▶ _Excerpts from a dataset_:
------
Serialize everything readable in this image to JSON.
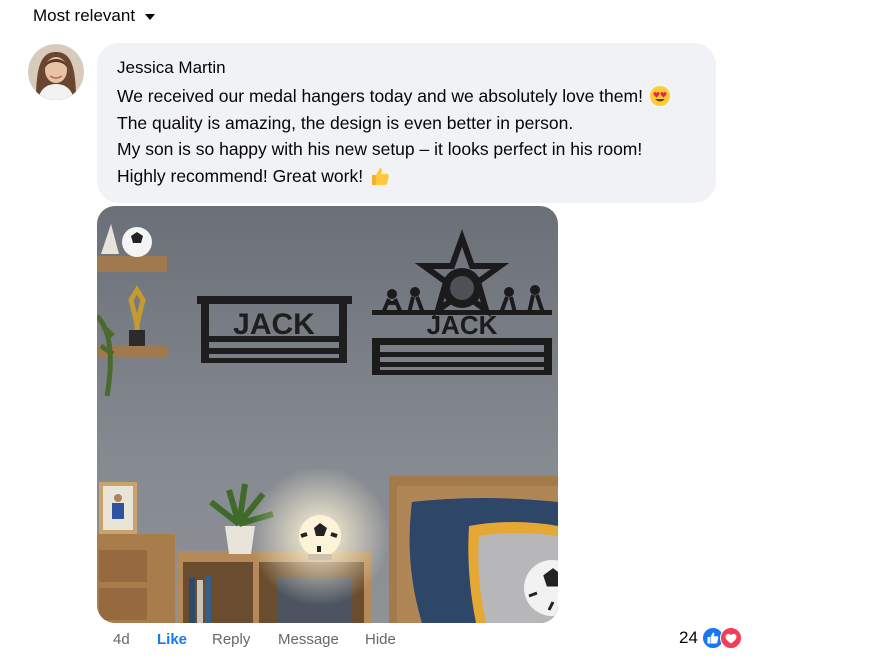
{
  "sort": {
    "label": "Most relevant"
  },
  "comment": {
    "author": "Jessica Martin",
    "lines": [
      "We received our medal hangers today and we absolutely love them!",
      "The quality is amazing, the design is even better in person.",
      "My son is so happy with his new setup – it looks perfect in his room!",
      "Highly recommend! Great work!"
    ],
    "emojis": [
      "heart-eyes-emoji",
      "thumbs-up-emoji"
    ],
    "photo": {
      "sign_left": "JACK",
      "sign_right": "JACK"
    }
  },
  "actions": {
    "time": "4d",
    "like": "Like",
    "reply": "Reply",
    "message": "Message",
    "hide": "Hide"
  },
  "reactions": {
    "count": "24",
    "icons": [
      "like-reaction-icon",
      "love-reaction-icon"
    ],
    "colors": {
      "like": "#1877f2",
      "love": "#f33e58"
    }
  },
  "colors": {
    "bubble": "#f0f2f5",
    "link": "#1877f2",
    "muted": "#65676b"
  }
}
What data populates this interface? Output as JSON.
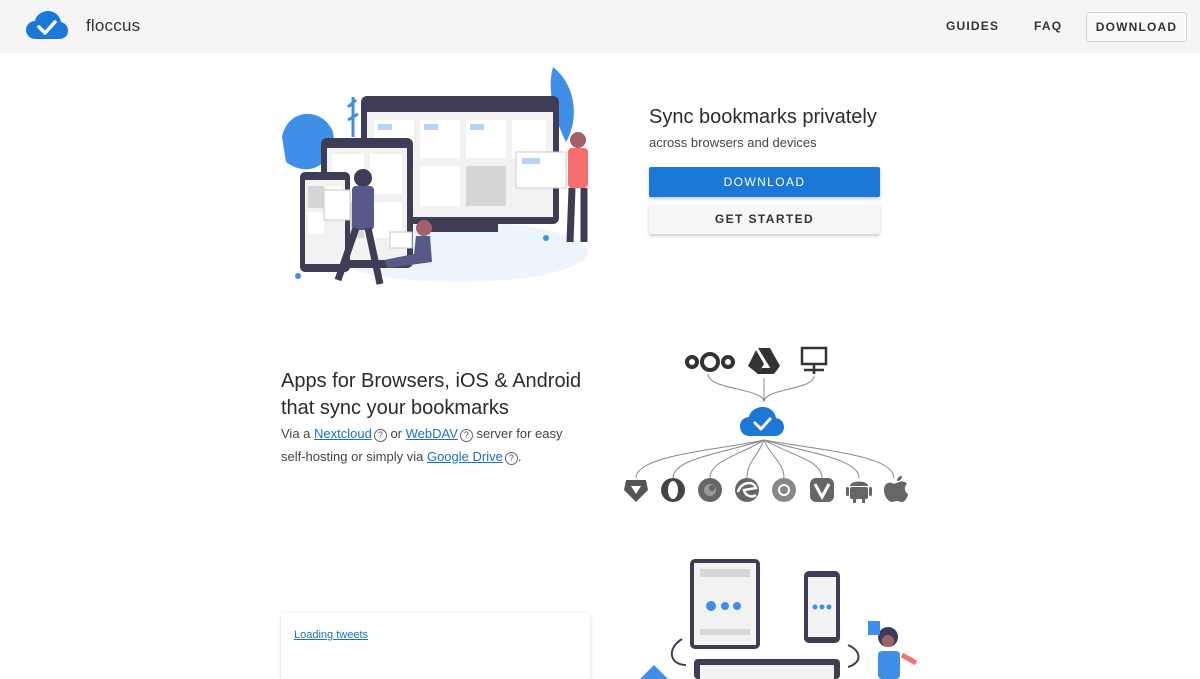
{
  "header": {
    "brand": "floccus",
    "nav": {
      "guides": "GUIDES",
      "faq": "FAQ",
      "download": "DOWNLOAD"
    }
  },
  "hero": {
    "title": "Sync bookmarks privately",
    "subtitle": "across browsers and devices",
    "download_label": "DOWNLOAD",
    "get_started_label": "GET STARTED"
  },
  "apps": {
    "title_line1": "Apps for Browsers, iOS & Android",
    "title_line2": "that sync your bookmarks",
    "desc_via": "Via a ",
    "nextcloud": "Nextcloud",
    "or": " or ",
    "webdav": "WebDAV",
    "desc_server": " server for easy",
    "desc_selfhost": "self-hosting or simply via ",
    "google_drive": "Google Drive",
    "period": ".",
    "qmark": "?"
  },
  "tweets": {
    "loading": "Loading tweets"
  },
  "colors": {
    "accent": "#1c78d7",
    "header_bg": "#f5f5f5",
    "link": "#1c6fc8"
  },
  "icons": [
    "cloud-check-icon",
    "nextcloud-icon",
    "google-drive-icon",
    "server-icon",
    "brave-icon",
    "opera-icon",
    "firefox-icon",
    "edge-icon",
    "chrome-icon",
    "vivaldi-icon",
    "android-icon",
    "apple-icon"
  ]
}
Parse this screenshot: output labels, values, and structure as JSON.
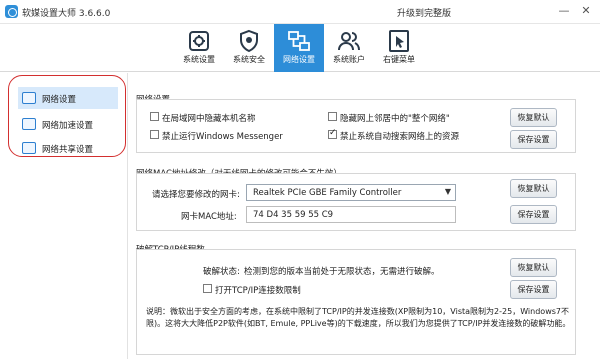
{
  "window": {
    "title": "软媒设置大师 3.6.6.0",
    "upgrade": "升级到完整版",
    "minimize": "—",
    "close": "✕"
  },
  "toolbar": {
    "items": [
      {
        "label": "系统设置",
        "icon": "gear-icon"
      },
      {
        "label": "系统安全",
        "icon": "shield-icon"
      },
      {
        "label": "网络设置",
        "icon": "network-icon",
        "active": true
      },
      {
        "label": "系统账户",
        "icon": "users-icon"
      },
      {
        "label": "右键菜单",
        "icon": "cursor-icon"
      }
    ]
  },
  "sidebar": {
    "items": [
      {
        "label": "网络设置",
        "active": true
      },
      {
        "label": "网络加速设置"
      },
      {
        "label": "网络共享设置"
      }
    ]
  },
  "network": {
    "title": "网络设置",
    "options": [
      {
        "label": "在局域网中隐藏本机名称",
        "checked": false
      },
      {
        "label": "隐藏网上邻居中的\"整个网络\"",
        "checked": false
      },
      {
        "label": "禁止运行Windows Messenger",
        "checked": false
      },
      {
        "label": "禁止系统自动搜索网络上的资源",
        "checked": true
      }
    ],
    "restore_label": "恢复默认",
    "save_label": "保存设置"
  },
  "mac": {
    "title": "网络MAC地址修改（对无线网卡的修改可能会不生效）",
    "select_label": "请选择您要修改的网卡:",
    "select_value": "Realtek PCIe GBE Family Controller",
    "mac_label": "网卡MAC地址:",
    "mac_value": "74 D4 35 59 55 C9",
    "restore_label": "恢复默认",
    "save_label": "保存设置"
  },
  "tcpip": {
    "title": "破解TCP/IP线程数",
    "status_label": "破解状态:",
    "status_value": "检测到您的版本当前处于无限状态，无需进行破解。",
    "open_limit_label": "打开TCP/IP连接数限制",
    "restore_label": "恢复默认",
    "save_label": "保存设置",
    "note": "说明：微软出于安全方面的考虑，在系统中限制了TCP/IP的并发连接数(XP限制为10，Vista限制为2-25，Windows7不限)。这将大大降低P2P软件(如BT, Emule, PPLive等)的下载速度，所以我们为您提供了TCP/IP并发连接数的破解功能。"
  },
  "colors": {
    "accent": "#2d8dd8",
    "highlight": "#d32f2f"
  }
}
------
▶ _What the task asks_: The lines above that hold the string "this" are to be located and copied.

▶ _Exercise result_:
Serialize everything readable in this image to JSON.
What data populates this interface? Output as JSON.
Parse this screenshot: output labels, values, and structure as JSON.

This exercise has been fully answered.